» **Activity**:
Could the listing be repeated exactly, with every picture dropped?

★ ★ ★ ★

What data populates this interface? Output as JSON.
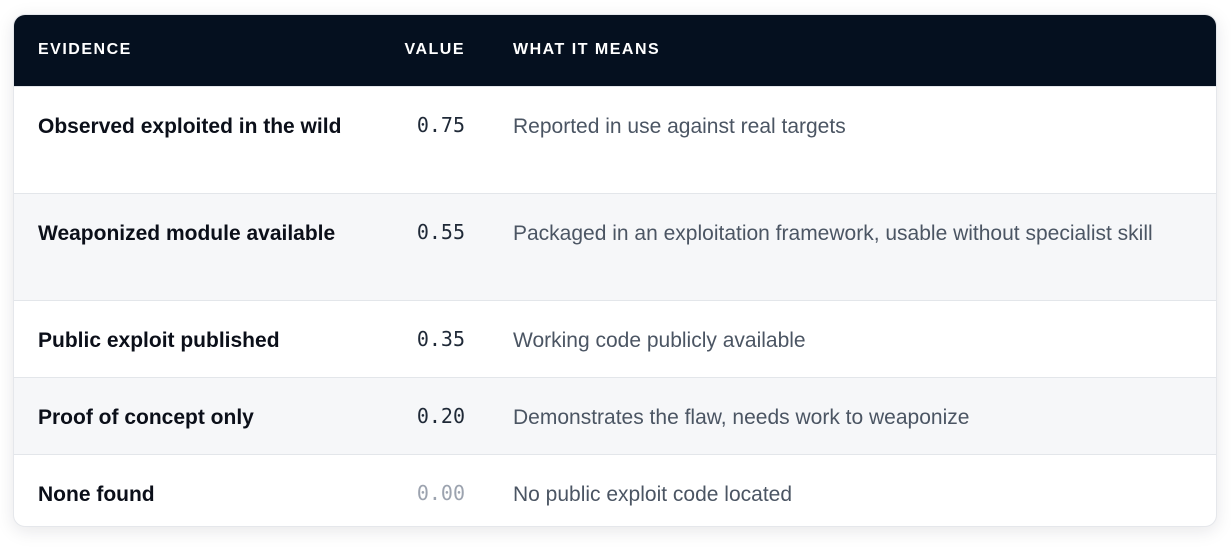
{
  "table": {
    "headers": {
      "evidence": "EVIDENCE",
      "value": "VALUE",
      "meaning": "WHAT IT MEANS"
    },
    "rows": [
      {
        "evidence": "Observed exploited in the wild",
        "value": "0.75",
        "meaning": "Reported in use against real targets"
      },
      {
        "evidence": "Weaponized module available",
        "value": "0.55",
        "meaning": "Packaged in an exploitation framework, usable without specialist skill"
      },
      {
        "evidence": "Public exploit published",
        "value": "0.35",
        "meaning": "Working code publicly available"
      },
      {
        "evidence": "Proof of concept only",
        "value": "0.20",
        "meaning": "Demonstrates the flaw, needs work to weaponize"
      },
      {
        "evidence": "None found",
        "value": "0.00",
        "meaning": "No public exploit code located"
      }
    ]
  },
  "colors": {
    "header_bg": "#05101f",
    "row_alt_bg": "#f6f7f9",
    "muted_value": "#9ca3af"
  }
}
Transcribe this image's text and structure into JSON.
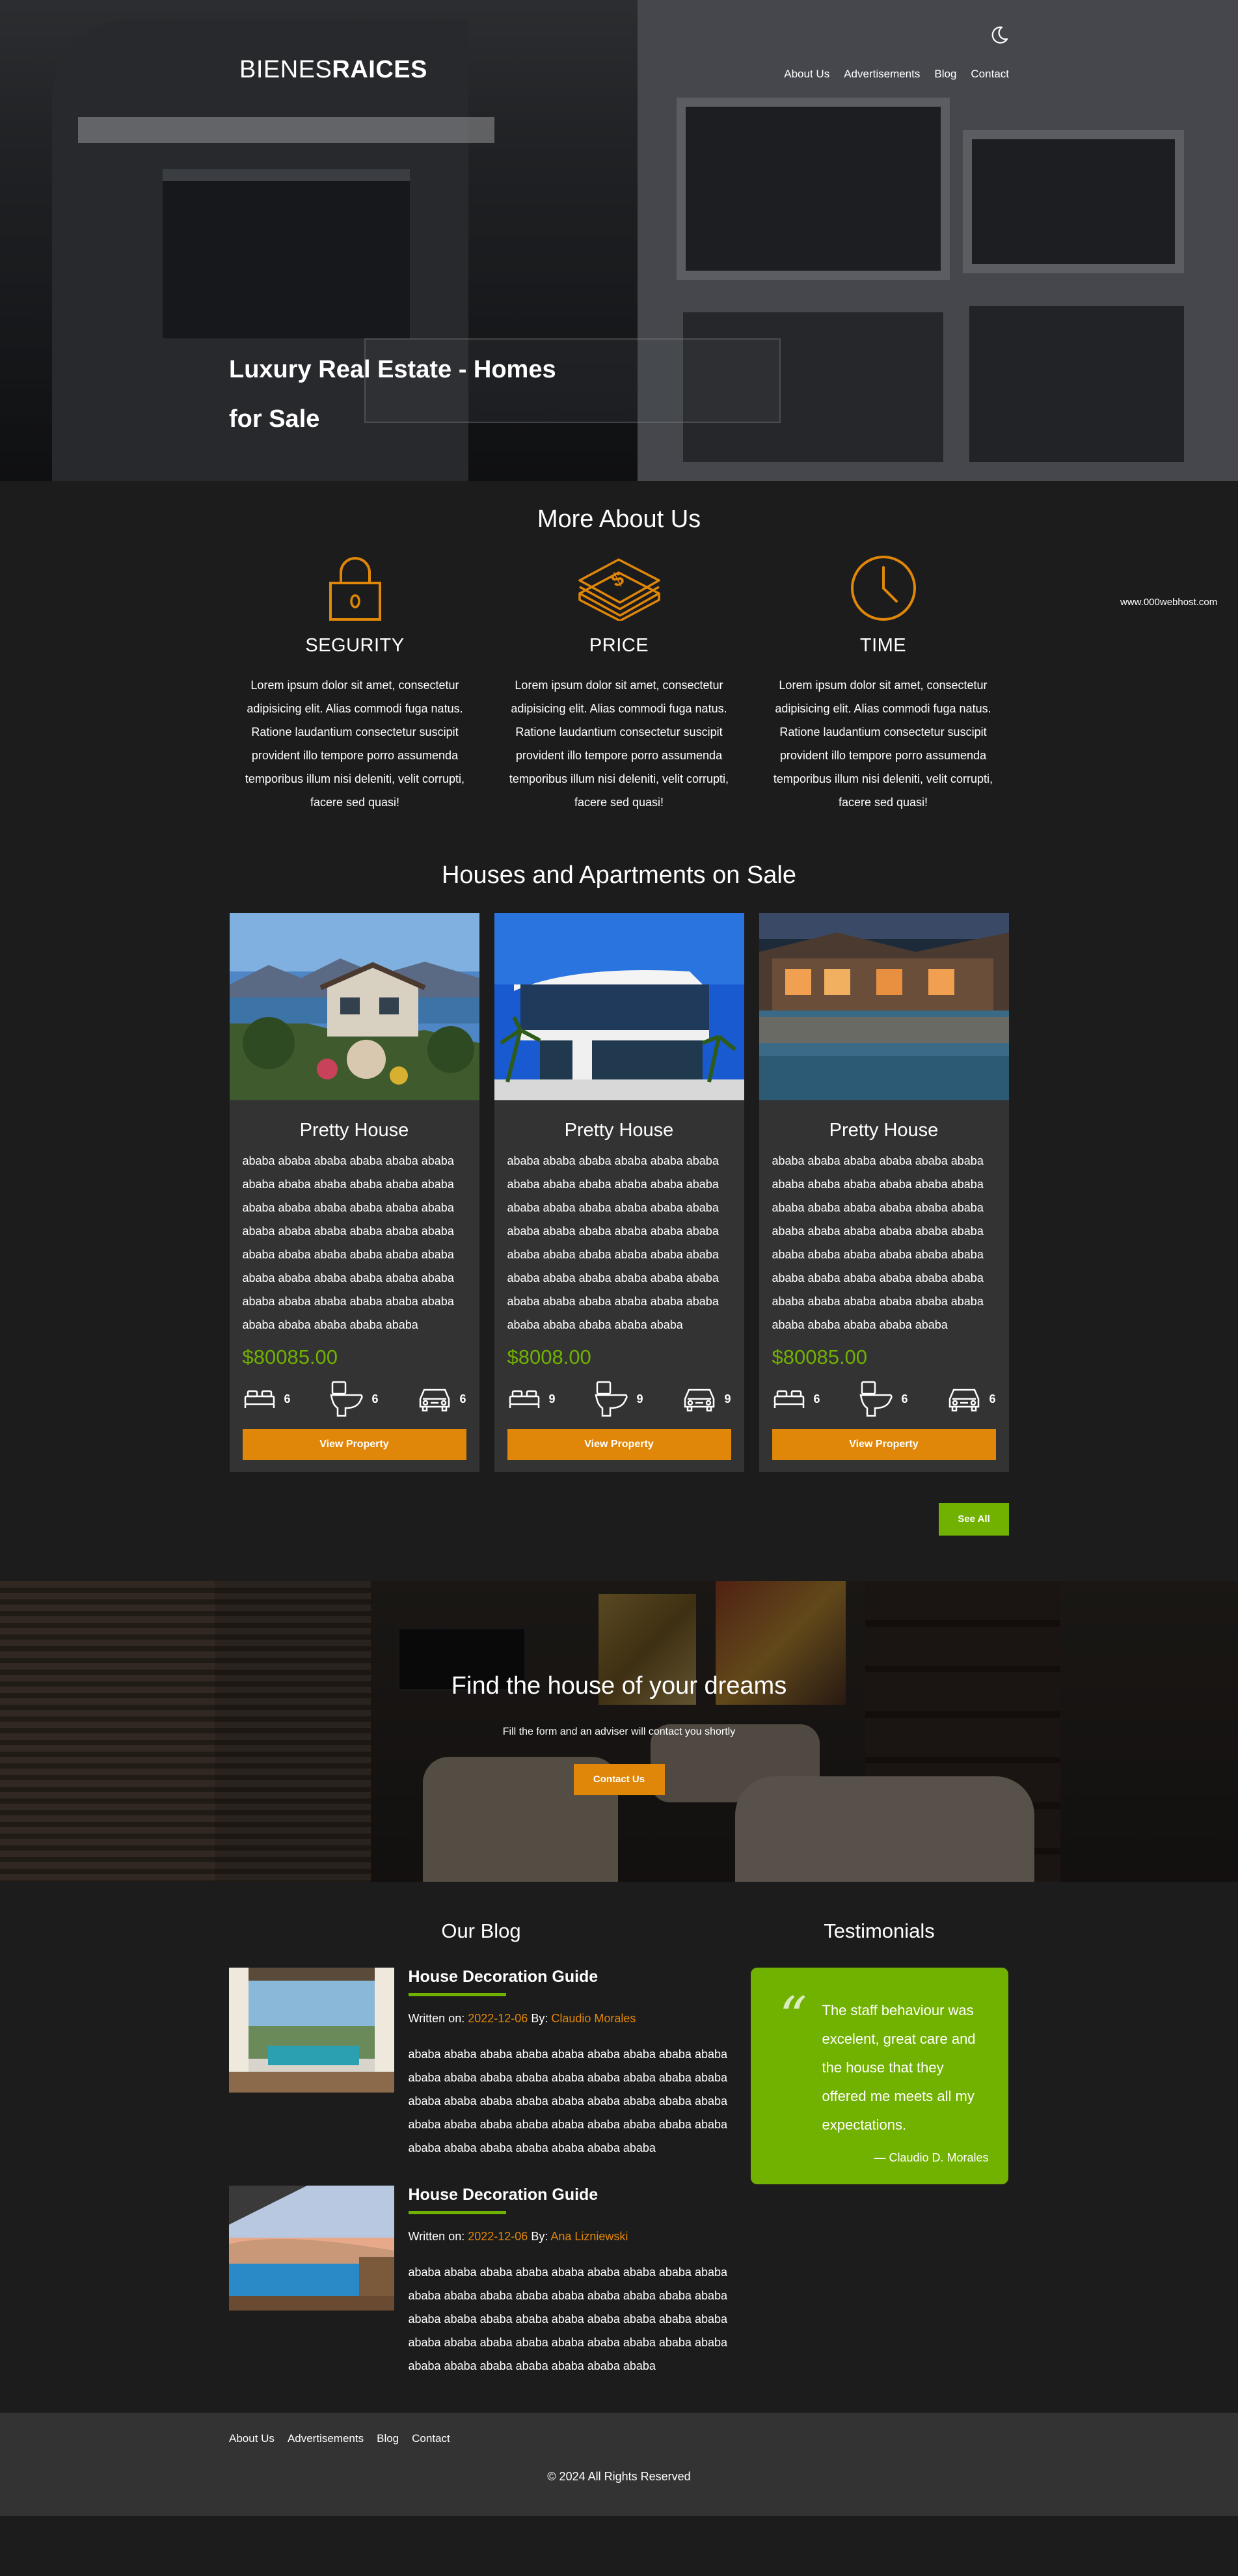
{
  "header": {
    "logo_light": "BIENES",
    "logo_bold": "RAICES",
    "nav": [
      "About Us",
      "Advertisements",
      "Blog",
      "Contact"
    ],
    "hero_title": "Luxury Real Estate - Homes for Sale"
  },
  "watermark": "www.000webhost.com",
  "about": {
    "title": "More About Us",
    "features": [
      {
        "icon": "lock-icon",
        "title": "SEGURITY",
        "text": "Lorem ipsum dolor sit amet, consectetur adipisicing elit. Alias commodi fuga natus. Ratione laudantium consectetur suscipit provident illo tempore porro assumenda temporibus illum nisi deleniti, velit corrupti, facere sed quasi!"
      },
      {
        "icon": "money-stack-icon",
        "title": "PRICE",
        "text": "Lorem ipsum dolor sit amet, consectetur adipisicing elit. Alias commodi fuga natus. Ratione laudantium consectetur suscipit provident illo tempore porro assumenda temporibus illum nisi deleniti, velit corrupti, facere sed quasi!"
      },
      {
        "icon": "clock-icon",
        "title": "TIME",
        "text": "Lorem ipsum dolor sit amet, consectetur adipisicing elit. Alias commodi fuga natus. Ratione laudantium consectetur suscipit provident illo tempore porro assumenda temporibus illum nisi deleniti, velit corrupti, facere sed quasi!"
      }
    ]
  },
  "listings": {
    "title": "Houses and Apartments on Sale",
    "cards": [
      {
        "title": "Pretty House",
        "desc": "ababa ababa ababa ababa ababa ababa ababa ababa ababa ababa ababa ababa ababa ababa ababa ababa ababa ababa ababa ababa ababa ababa ababa ababa ababa ababa ababa ababa ababa ababa ababa ababa ababa ababa ababa ababa ababa ababa ababa ababa ababa ababa ababa ababa ababa ababa ababa",
        "price": "$80085.00",
        "beds": "6",
        "baths": "6",
        "parking": "6",
        "button": "View Property"
      },
      {
        "title": "Pretty House",
        "desc": "ababa ababa ababa ababa ababa ababa ababa ababa ababa ababa ababa ababa ababa ababa ababa ababa ababa ababa ababa ababa ababa ababa ababa ababa ababa ababa ababa ababa ababa ababa ababa ababa ababa ababa ababa ababa ababa ababa ababa ababa ababa ababa ababa ababa ababa ababa ababa",
        "price": "$8008.00",
        "beds": "9",
        "baths": "9",
        "parking": "9",
        "button": "View Property"
      },
      {
        "title": "Pretty House",
        "desc": "ababa ababa ababa ababa ababa ababa ababa ababa ababa ababa ababa ababa ababa ababa ababa ababa ababa ababa ababa ababa ababa ababa ababa ababa ababa ababa ababa ababa ababa ababa ababa ababa ababa ababa ababa ababa ababa ababa ababa ababa ababa ababa ababa ababa ababa ababa ababa",
        "price": "$80085.00",
        "beds": "6",
        "baths": "6",
        "parking": "6",
        "button": "View Property"
      }
    ],
    "see_all": "See All"
  },
  "cta": {
    "title": "Find the house of your dreams",
    "text": "Fill the form and an adviser will contact you shortly",
    "button": "Contact Us"
  },
  "blog": {
    "title": "Our Blog",
    "posts": [
      {
        "title": "House Decoration Guide",
        "written_label": "Written on:",
        "date": "2022-12-06",
        "by_label": "By:",
        "author": "Claudio Morales",
        "text": "ababa ababa ababa ababa ababa ababa ababa ababa ababa ababa ababa ababa ababa ababa ababa ababa ababa ababa ababa ababa ababa ababa ababa ababa ababa ababa ababa ababa ababa ababa ababa ababa ababa ababa ababa ababa ababa ababa ababa ababa ababa ababa ababa"
      },
      {
        "title": "House Decoration Guide",
        "written_label": "Written on:",
        "date": "2022-12-06",
        "by_label": "By:",
        "author": "Ana Lizniewski",
        "text": "ababa ababa ababa ababa ababa ababa ababa ababa ababa ababa ababa ababa ababa ababa ababa ababa ababa ababa ababa ababa ababa ababa ababa ababa ababa ababa ababa ababa ababa ababa ababa ababa ababa ababa ababa ababa ababa ababa ababa ababa ababa ababa ababa"
      }
    ]
  },
  "testimonials": {
    "title": "Testimonials",
    "quote": "The staff behaviour was excelent, great care and the house that they offered me meets all my expectations.",
    "author": "— Claudio D. Morales"
  },
  "footer": {
    "links": [
      "About Us",
      "Advertisements",
      "Blog",
      "Contact"
    ],
    "copyright": "© 2024 All Rights Reserved"
  },
  "colors": {
    "accent_orange": "#e08709",
    "accent_green": "#71b100",
    "background": "#1c1c1c",
    "card": "#333333"
  }
}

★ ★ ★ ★

» **Reply**:
What data populates this interface? Output as JSON.
{
  "table": {
    "headers": {
      "evidence": "EVIDENCE",
      "value": "VALUE",
      "meaning": "WHAT IT MEANS"
    },
    "rows": [
      {
        "evidence": "Observed exploited in the wild",
        "value": "0.75",
        "meaning": "Reported in use against real targets"
      },
      {
        "evidence": "Weaponized module available",
        "value": "0.55",
        "meaning": "Packaged in an exploitation framework, usable without specialist skill"
      },
      {
        "evidence": "Public exploit published",
        "value": "0.35",
        "meaning": "Working code publicly available"
      },
      {
        "evidence": "Proof of concept only",
        "value": "0.20",
        "meaning": "Demonstrates the flaw, needs work to weaponize"
      },
      {
        "evidence": "None found",
        "value": "0.00",
        "meaning": "No public exploit code located"
      }
    ]
  },
  "colors": {
    "header_bg": "#05101f",
    "row_alt_bg": "#f6f7f9",
    "muted_value": "#9ca3af"
  }
}
Transcribe this image's text and structure into JSON.
{
  "header": {
    "logo_light": "BIENES",
    "logo_bold": "RAICES",
    "nav": [
      "About Us",
      "Advertisements",
      "Blog",
      "Contact"
    ],
    "hero_title": "Luxury Real Estate - Homes for Sale"
  },
  "watermark": "www.000webhost.com",
  "about": {
    "title": "More About Us",
    "features": [
      {
        "icon": "lock-icon",
        "title": "SEGURITY",
        "text": "Lorem ipsum dolor sit amet, consectetur adipisicing elit. Alias commodi fuga natus. Ratione laudantium consectetur suscipit provident illo tempore porro assumenda temporibus illum nisi deleniti, velit corrupti, facere sed quasi!"
      },
      {
        "icon": "money-stack-icon",
        "title": "PRICE",
        "text": "Lorem ipsum dolor sit amet, consectetur adipisicing elit. Alias commodi fuga natus. Ratione laudantium consectetur suscipit provident illo tempore porro assumenda temporibus illum nisi deleniti, velit corrupti, facere sed quasi!"
      },
      {
        "icon": "clock-icon",
        "title": "TIME",
        "text": "Lorem ipsum dolor sit amet, consectetur adipisicing elit. Alias commodi fuga natus. Ratione laudantium consectetur suscipit provident illo tempore porro assumenda temporibus illum nisi deleniti, velit corrupti, facere sed quasi!"
      }
    ]
  },
  "listings": {
    "title": "Houses and Apartments on Sale",
    "cards": [
      {
        "title": "Pretty House",
        "desc": "ababa ababa ababa ababa ababa ababa ababa ababa ababa ababa ababa ababa ababa ababa ababa ababa ababa ababa ababa ababa ababa ababa ababa ababa ababa ababa ababa ababa ababa ababa ababa ababa ababa ababa ababa ababa ababa ababa ababa ababa ababa ababa ababa ababa ababa ababa ababa",
        "price": "$80085.00",
        "beds": "6",
        "baths": "6",
        "parking": "6",
        "button": "View Property"
      },
      {
        "title": "Pretty House",
        "desc": "ababa ababa ababa ababa ababa ababa ababa ababa ababa ababa ababa ababa ababa ababa ababa ababa ababa ababa ababa ababa ababa ababa ababa ababa ababa ababa ababa ababa ababa ababa ababa ababa ababa ababa ababa ababa ababa ababa ababa ababa ababa ababa ababa ababa ababa ababa ababa",
        "price": "$8008.00",
        "beds": "9",
        "baths": "9",
        "parking": "9",
        "button": "View Property"
      },
      {
        "title": "Pretty House",
        "desc": "ababa ababa ababa ababa ababa ababa ababa ababa ababa ababa ababa ababa ababa ababa ababa ababa ababa ababa ababa ababa ababa ababa ababa ababa ababa ababa ababa ababa ababa ababa ababa ababa ababa ababa ababa ababa ababa ababa ababa ababa ababa ababa ababa ababa ababa ababa ababa",
        "price": "$80085.00",
        "beds": "6",
        "baths": "6",
        "parking": "6",
        "button": "View Property"
      }
    ],
    "see_all": "See All"
  },
  "cta": {
    "title": "Find the house of your dreams",
    "text": "Fill the form and an adviser will contact you shortly",
    "button": "Contact Us"
  },
  "blog": {
    "title": "Our Blog",
    "posts": [
      {
        "title": "House Decoration Guide",
        "written_label": "Written on:",
        "date": "2022-12-06",
        "by_label": "By:",
        "author": "Claudio Morales",
        "text": "ababa ababa ababa ababa ababa ababa ababa ababa ababa ababa ababa ababa ababa ababa ababa ababa ababa ababa ababa ababa ababa ababa ababa ababa ababa ababa ababa ababa ababa ababa ababa ababa ababa ababa ababa ababa ababa ababa ababa ababa ababa ababa ababa"
      },
      {
        "title": "House Decoration Guide",
        "written_label": "Written on:",
        "date": "2022-12-06",
        "by_label": "By:",
        "author": "Ana Lizniewski",
        "text": "ababa ababa ababa ababa ababa ababa ababa ababa ababa ababa ababa ababa ababa ababa ababa ababa ababa ababa ababa ababa ababa ababa ababa ababa ababa ababa ababa ababa ababa ababa ababa ababa ababa ababa ababa ababa ababa ababa ababa ababa ababa ababa ababa"
      }
    ]
  },
  "testimonials": {
    "title": "Testimonials",
    "quote": "The staff behaviour was excelent, great care and the house that they offered me meets all my expectations.",
    "author": "— Claudio D. Morales"
  },
  "footer": {
    "links": [
      "About Us",
      "Advertisements",
      "Blog",
      "Contact"
    ],
    "copyright": "© 2024 All Rights Reserved"
  },
  "colors": {
    "accent_orange": "#e08709",
    "accent_green": "#71b100",
    "background": "#1c1c1c",
    "card": "#333333"
  }
}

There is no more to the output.